I was saddened to read that George Tooker had died Sunday.
I have only just begun to appreciate his work, and that of his circle, and now he has passed, link to NYT obituary.
George Clair Tooker Jr.
b. 5th August 1920
d. 27th March 2011
Described as a Symbolist and a Magic Realist, labels he eschewed ; I find in Tooker’s work ( this is certainly not an original thought ) a strong link to the Renaissance, in particular the work of Piero della Francesca. It is not just his medium, egg tempera, that calls this association to mind, his sensibilities, though decidedly modern, have strong roots in the rich Renaissance tradition, a modernist Neo-Renaissance perhaps.
Pierro della Francesca
St. Sebastian and St. John the Baptist
part of the Windows series, 1950-1960.
Having a strong determination to paint, which was contrary to parental desire, Tooker majored in English Literature at Harvard ( this boy was no slouch) yet continued to paint. His circle included Reginald Marsh, Paul Cadmus ( who introduced Tooker to egg tempera) and Jared French; fine company, tremendous inspiration.
Difficult to ignore a certain resemblance.
Perhaps his most disturbing portrait is Children and Spastics , three effeminate men being pummeled by little monsters. Was this mocking? empathetic? or merely an observation?

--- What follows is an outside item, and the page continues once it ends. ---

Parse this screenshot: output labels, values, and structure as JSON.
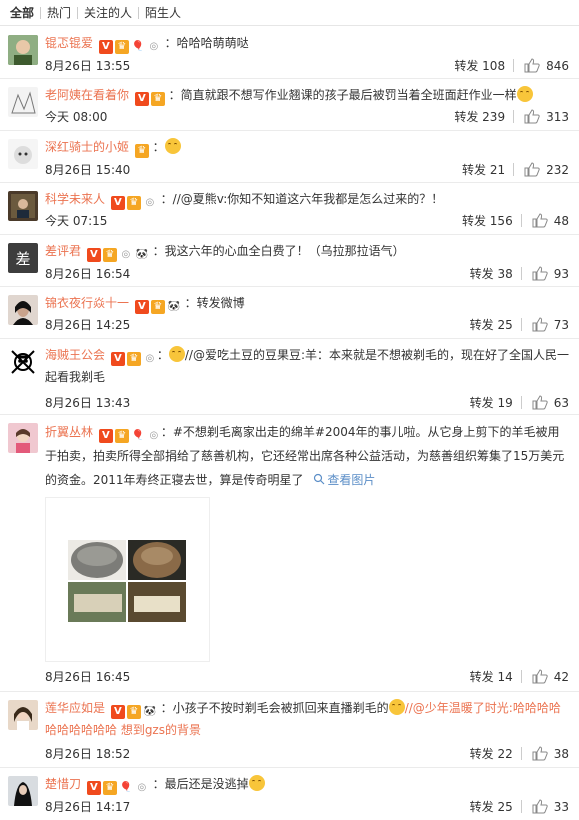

It is striking, and quite modern.
Children and Spastics
Museum of Contemporary Art
I was first drawn to Tookers work due to the following image, it is easy to understand my attraction.
Difficult to ignore the Pieta reference.
As I mentioned with the earlier image, Tooker created a series, Windows, during the 50’s and 60’s; comely Puerto Rican neighbors being his inspiration.
After his longtime partner the painter William Christopher died in 1973 ( they had met in ’49, quite a commitment ), Tooker was understandably devastated. He followed a path I can sympathize with, he found comfort in the arms of the Mother Church, and moved to Vermont. Seems quite sensible.
The following link is a recent interview he gave to Vermont Public Radio, it’s a treat to hear his thoughts.
sourced from the New York Times
I found a rather complete gallery of Tooker’s work, unfortunately much isn’t titled or dated, but the images are ravishing.
It is a great loss, we will miss out on new Tooker paintings, mysterious, gorgeous work; fortunately he left a large body of work to absorb, contemplate and enjoy.